We don’t hunt deer like they did in 1960. We don’t go after deer. We sit and wait for deer to come to us. We kill many, many more deer than they did in those good ol’ days, but we also have many more deer roaming around than in times past.

Scientific and accurate verification is impossible, but likely there are many more deer today in Arkansas than when the first settlers arrive in a territory and state that was virtually covered with forests.

It is easier to get a handle on the change in hunting methods.

For a couple of centuries, deer in Arkansas were hunted by people slipping quietly through the woods, bottoms and other cover. Deer hunters learned to walk quietly. Their objective was to slip up on deer bedded down in grassy spots, in addition to finding a path made by wildlife and stalking along it.

Deer hunters matched their senses with deer. They made great effort to be silent, and they tried to cover their smell with items like a couple of ripe apples in pockets. They depended on eyesight, and here the human could match the deer.

The oldtimers didn’t deck themselves out in bright orange, and they didn’t wear camouflage clothing until well after World War II. A warm plaid flannel shirt was commonly used by a deer hunter of old. A warm jacket of some sort was used along with cast-off suit jackets.

The deer hunter of old carried a rifle with open sights, not telescopic sights. The "thutty-thutty," or .30-30, was the most common deer gun. Lever action rifles using cartridges like the .38-40 and .44-40 were often used, and these have less power than the .30-30. Shots at deer were usually less than 100 yards, with long "bean-field shots" unknown.
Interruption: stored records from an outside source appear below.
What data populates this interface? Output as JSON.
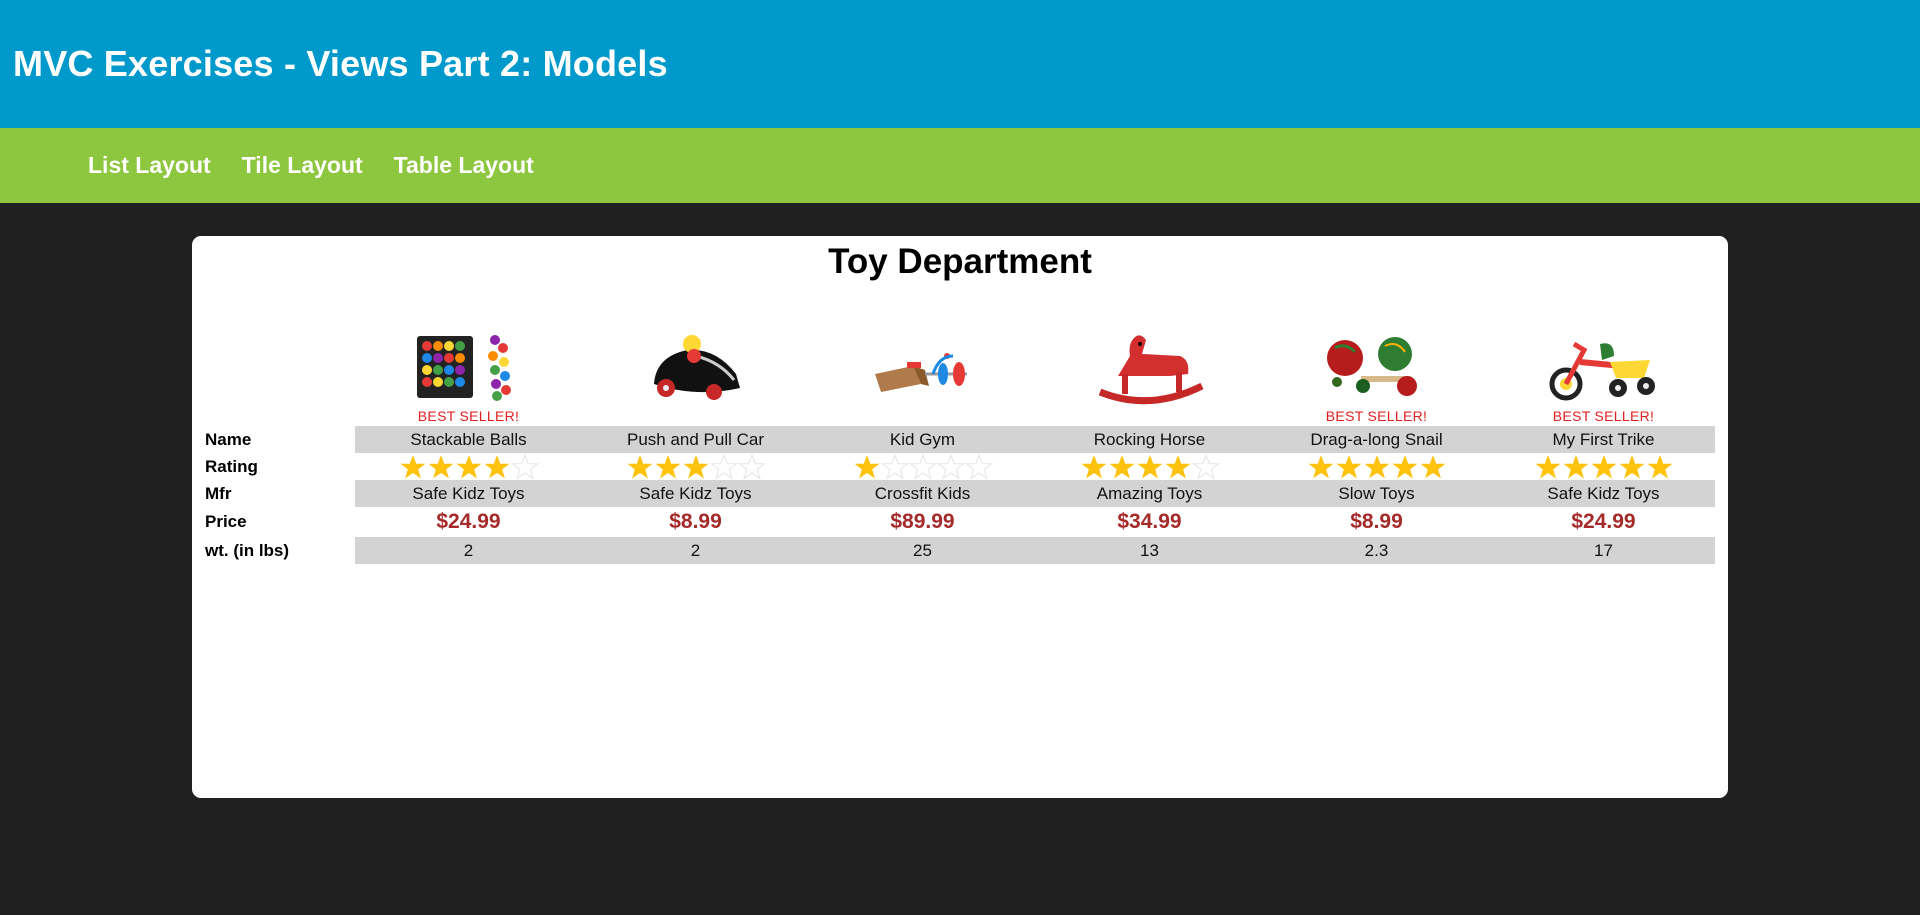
{
  "header": {
    "title": "MVC Exercises - Views Part 2: Models"
  },
  "nav": {
    "items": [
      {
        "label": "List Layout"
      },
      {
        "label": "Tile Layout"
      },
      {
        "label": "Table Layout"
      }
    ]
  },
  "panel": {
    "title": "Toy Department"
  },
  "labels": {
    "name": "Name",
    "rating": "Rating",
    "mfr": "Mfr",
    "price": "Price",
    "weight": "wt. (in lbs)"
  },
  "best_seller_label": "BEST SELLER!",
  "colors": {
    "header": "#0099cc",
    "nav": "#8dc63f",
    "price": "#a52a2a",
    "star": "#ffc20e",
    "best_seller": "#e02020"
  },
  "toys": [
    {
      "name": "Stackable Balls",
      "rating": 4,
      "mfr": "Safe Kidz Toys",
      "price": "$24.99",
      "weight": "2",
      "best_seller": true,
      "icon": "stackable-balls-icon"
    },
    {
      "name": "Push and Pull Car",
      "rating": 3,
      "mfr": "Safe Kidz Toys",
      "price": "$8.99",
      "weight": "2",
      "best_seller": false,
      "icon": "push-pull-car-icon"
    },
    {
      "name": "Kid Gym",
      "rating": 1,
      "mfr": "Crossfit Kids",
      "price": "$89.99",
      "weight": "25",
      "best_seller": false,
      "icon": "kid-gym-icon"
    },
    {
      "name": "Rocking Horse",
      "rating": 4,
      "mfr": "Amazing Toys",
      "price": "$34.99",
      "weight": "13",
      "best_seller": false,
      "icon": "rocking-horse-icon"
    },
    {
      "name": "Drag-a-long Snail",
      "rating": 5,
      "mfr": "Slow Toys",
      "price": "$8.99",
      "weight": "2.3",
      "best_seller": true,
      "icon": "snail-toy-icon"
    },
    {
      "name": "My First Trike",
      "rating": 5,
      "mfr": "Safe Kidz Toys",
      "price": "$24.99",
      "weight": "17",
      "best_seller": true,
      "icon": "trike-icon"
    }
  ]
}
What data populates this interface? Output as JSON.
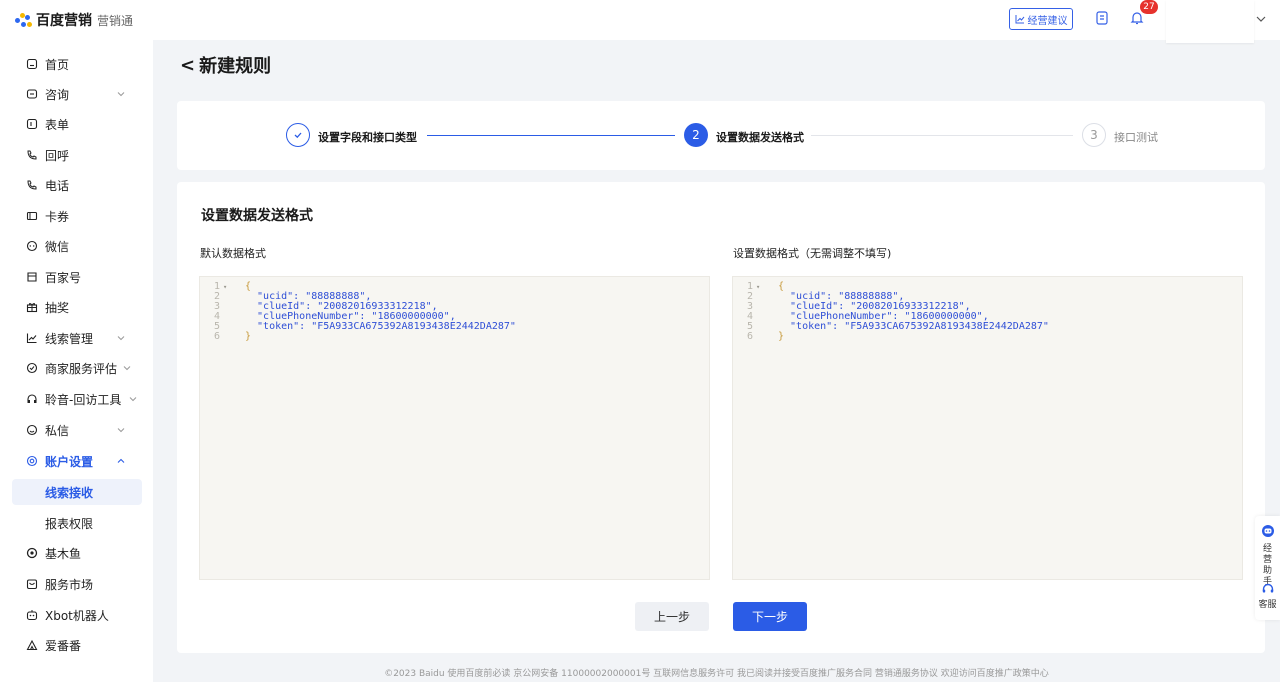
{
  "brand": {
    "name": "百度营销",
    "product": "营销通"
  },
  "topbar": {
    "advice_label": "经营建议",
    "notification_count": "27"
  },
  "sidebar": {
    "items": [
      {
        "label": "首页",
        "icon": "home-icon",
        "chevron": false
      },
      {
        "label": "咨询",
        "icon": "chat-icon",
        "chevron": true
      },
      {
        "label": "表单",
        "icon": "form-icon",
        "chevron": false
      },
      {
        "label": "回呼",
        "icon": "callback-icon",
        "chevron": false
      },
      {
        "label": "电话",
        "icon": "phone-icon",
        "chevron": false
      },
      {
        "label": "卡券",
        "icon": "coupon-icon",
        "chevron": false
      },
      {
        "label": "微信",
        "icon": "wechat-icon",
        "chevron": false
      },
      {
        "label": "百家号",
        "icon": "baijiahao-icon",
        "chevron": false
      },
      {
        "label": "抽奖",
        "icon": "gift-icon",
        "chevron": false
      },
      {
        "label": "线索管理",
        "icon": "chart-icon",
        "chevron": true
      },
      {
        "label": "商家服务评估",
        "icon": "shield-icon",
        "chevron": true
      },
      {
        "label": "聆音-回访工具",
        "icon": "headset-icon",
        "chevron": true
      },
      {
        "label": "私信",
        "icon": "message-icon",
        "chevron": true
      },
      {
        "label": "账户设置",
        "icon": "settings-icon",
        "chevron": true,
        "active": true
      },
      {
        "label": "线索接收",
        "sub": true,
        "selected": true
      },
      {
        "label": "报表权限",
        "sub": true
      },
      {
        "label": "基木鱼",
        "icon": "fish-icon",
        "chevron": false
      },
      {
        "label": "服务市场",
        "icon": "market-icon",
        "chevron": false
      },
      {
        "label": "Xbot机器人",
        "icon": "robot-icon",
        "chevron": false
      },
      {
        "label": "爱番番",
        "icon": "aifanfan-icon",
        "chevron": false
      }
    ]
  },
  "page": {
    "back_symbol": "<",
    "title": "新建规则"
  },
  "steps": [
    {
      "number": "1",
      "label": "设置字段和接口类型",
      "state": "done"
    },
    {
      "number": "2",
      "label": "设置数据发送格式",
      "state": "current"
    },
    {
      "number": "3",
      "label": "接口测试",
      "state": "pending"
    }
  ],
  "content": {
    "section_title": "设置数据发送格式",
    "left_label": "默认数据格式",
    "right_label": "设置数据格式（无需调整不填写)",
    "code_lines": [
      {
        "n": "1",
        "text": "{",
        "fold": true
      },
      {
        "n": "2",
        "text": "  \"ucid\": \"88888888\","
      },
      {
        "n": "3",
        "text": "  \"clueId\": \"20082016933312218\","
      },
      {
        "n": "4",
        "text": "  \"cluePhoneNumber\": \"18600000000\","
      },
      {
        "n": "5",
        "text": "  \"token\": \"F5A933CA675392A8193438E2442DA287\""
      },
      {
        "n": "6",
        "text": "}"
      }
    ],
    "prev_label": "上一步",
    "next_label": "下一步"
  },
  "footer": "©2023  Baidu 使用百度前必读 京公网安备 11000002000001号 互联网信息服务许可 我已阅读并接受百度推广服务合同 营销通服务协议 欢迎访问百度推广政策中心",
  "float_panel": {
    "assistant_label": "经营助手",
    "service_label": "客服"
  },
  "colors": {
    "primary": "#2b5ce6",
    "badge": "#e6322d",
    "code_key": "#2f4fd6"
  }
}
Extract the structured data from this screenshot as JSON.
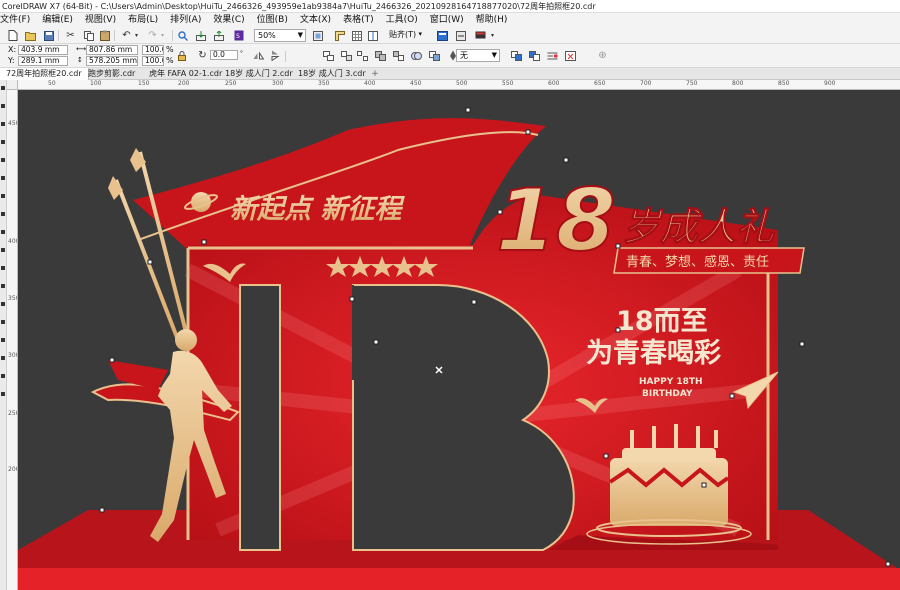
{
  "window": {
    "title": "CorelDRAW X7 (64-Bit) - C:\\Users\\Admin\\Desktop\\HuiTu_2466326_493959e1ab9384a7\\HuiTu_2466326_20210928164718877020\\72周年拍照框20.cdr"
  },
  "menu": [
    "文件(F)",
    "编辑(E)",
    "视图(V)",
    "布局(L)",
    "排列(A)",
    "效果(C)",
    "位图(B)",
    "文本(X)",
    "表格(T)",
    "工具(O)",
    "窗口(W)",
    "帮助(H)"
  ],
  "toolbar": {
    "zoom": "50%",
    "snap": "贴齐(T)"
  },
  "property_bar": {
    "x_label": "X:",
    "x_value": "403.9 mm",
    "y_label": "Y:",
    "y_value": "289.1 mm",
    "w_value": "807.86 mm",
    "h_value": "578.205 mm",
    "scale_w": "100.0",
    "scale_h": "100.0",
    "percent": "%",
    "angle": "0.0",
    "outline": "无"
  },
  "tabs": [
    "72周年拍照框20.cdr",
    "跑步剪影.cdr",
    "虎年 FAFA 02-1.cdr",
    "18岁 成人门 2.cdr",
    "18岁 成人门 3.cdr"
  ],
  "ruler": {
    "h_labels": [
      "50",
      "100",
      "150",
      "200",
      "250",
      "300",
      "350",
      "400",
      "450",
      "500",
      "550",
      "600",
      "650",
      "700",
      "750",
      "800",
      "850",
      "900"
    ],
    "v_labels": [
      "450",
      "400",
      "350",
      "300",
      "250",
      "200"
    ]
  },
  "design": {
    "slogan": "新起点 新征程",
    "big_number": "18",
    "ceremony": "岁成人礼",
    "keywords": "青春、梦想、感恩、责任",
    "line1": "18而至",
    "line2": "为青春喝彩",
    "happy_line1": "HAPPY 18TH",
    "happy_line2": "BIRTHDAY"
  },
  "colors": {
    "red": "#d0141b",
    "dark_red": "#a50e14",
    "gold": "#e8c18d",
    "background": "#3a3a3a"
  }
}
By the time the 1970s arrived, hunters were discovering elevated stands. First came the 2x4 board steps nailed to a tree and leading to a board platform secured to branches. This put the hunter several feet above ground and allowed more visibility at the price of not being mobile.

Innovative types developed metal stands that could be moved from one spot to another. They also came up with ladder and platform rigs that could be leaned against a handy tree and tied in place with a strap or rope. 

Free-standing metal stands came forth as did relatively lightweight portable stands that could be used to climb trees.

The old walk and stalk faded in favor of the sit and wait.

Available statistics tell us that elevated-stand hunting, the sit-and-wait game, has numbers of deer killed well in its favor.

It was the 1970s before the number of deer checked in Arkansas passed 20,000 a year. In recent years the number has approached 200,000 in a season. Another statistic, though, tells us that the 12 or 14 days of deer hunting a few decades back has given way to deer seasons nearly a month long, sometimes more. And this goes along with the increasing population of deer all across the state.

All right, is the sit-and-wait practitioner a better deer hunter than the old fellow who eased through the woods on foot and sneaked up on a deer? A definitive answer isn’t likely.

The ability to shoot a rifle accurately, however, is just as critical today as in old times. Today’s deer rifles have power that would amaze the oldtimers along with those vision-enhancing telescopic sights.

Shooting ability still ranks near the top of deer hunting talents, and a sit-and-wait enthusiast may point out that his or her position provides a more stable shooting setup than a person walking in the woods.

Joe Mosby is the retired news editor of the Arkansas Game and Fish Commission and Arkansas’ best known outdoor writer. His work is distributed by the Arkansas News Bureau in Little Rock. He can be reached by e-mail at jhmosby@cyberback.com.